- Hawaiian Music and Hula Archives
- Hula Preservation Society
- European Hula Festival
- Ka`ahele Hawai`i

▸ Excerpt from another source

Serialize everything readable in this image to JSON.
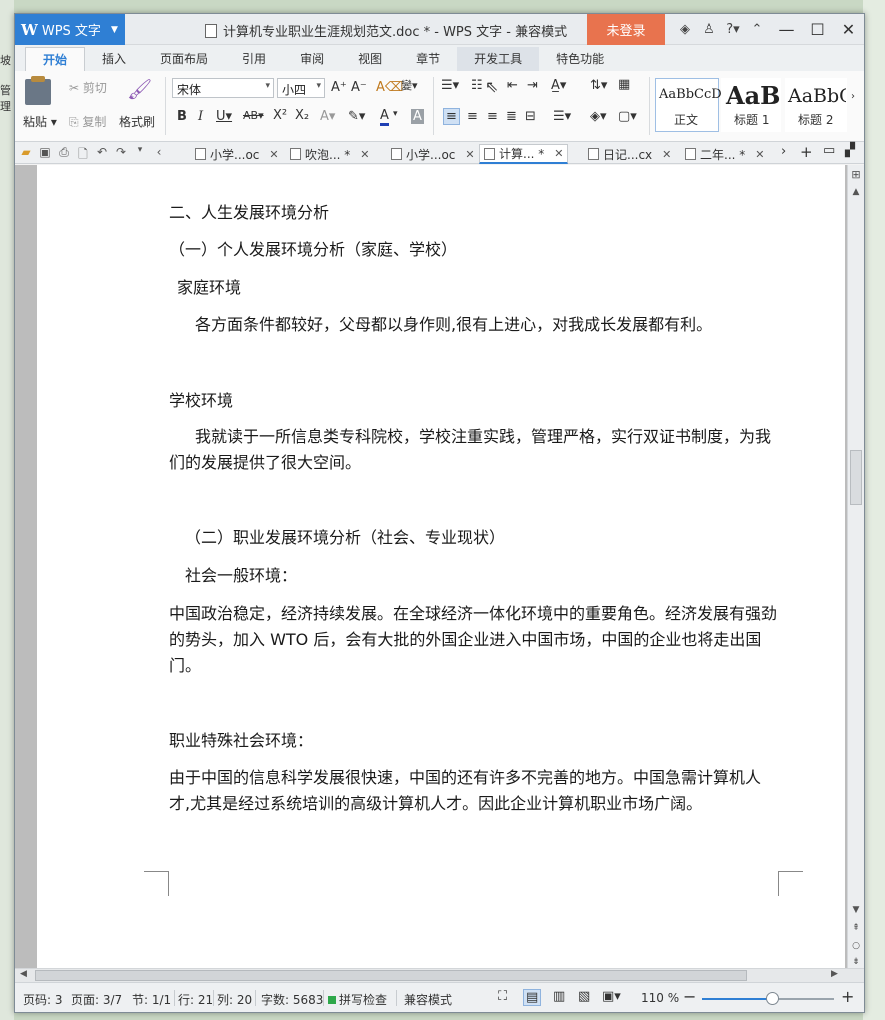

- "Where Tradition Holds Sway" Article about "Ka Hula Piko" on Molokai, by Jill Engledow. Maui No Ka 'Oi Magazine Vol. 11 No.2 (March 2007).